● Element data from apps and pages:
╭──

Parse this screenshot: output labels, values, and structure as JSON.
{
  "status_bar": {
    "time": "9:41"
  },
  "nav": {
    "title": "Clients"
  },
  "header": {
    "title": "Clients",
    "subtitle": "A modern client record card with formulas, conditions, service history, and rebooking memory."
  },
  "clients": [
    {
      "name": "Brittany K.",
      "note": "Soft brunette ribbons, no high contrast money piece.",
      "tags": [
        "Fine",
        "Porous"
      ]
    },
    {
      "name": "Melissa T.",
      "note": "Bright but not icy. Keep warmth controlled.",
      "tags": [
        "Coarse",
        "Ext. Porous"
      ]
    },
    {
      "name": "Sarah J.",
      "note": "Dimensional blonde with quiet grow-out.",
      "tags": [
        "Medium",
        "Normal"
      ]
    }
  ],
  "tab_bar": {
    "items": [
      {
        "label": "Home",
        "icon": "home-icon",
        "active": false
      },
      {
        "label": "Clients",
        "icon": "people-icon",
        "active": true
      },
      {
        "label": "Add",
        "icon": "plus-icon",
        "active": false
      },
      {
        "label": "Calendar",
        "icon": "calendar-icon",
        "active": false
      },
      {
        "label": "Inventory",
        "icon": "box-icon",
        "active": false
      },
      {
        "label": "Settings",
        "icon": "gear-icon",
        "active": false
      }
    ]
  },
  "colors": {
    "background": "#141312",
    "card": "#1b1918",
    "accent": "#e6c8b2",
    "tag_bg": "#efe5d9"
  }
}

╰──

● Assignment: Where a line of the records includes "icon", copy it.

● Written solution:
        "icon": "home-icon",
        "icon": "people-icon",
        "icon": "plus-icon",
        "icon": "calendar-icon",
        "icon": "box-icon",
        "icon": "gear-icon",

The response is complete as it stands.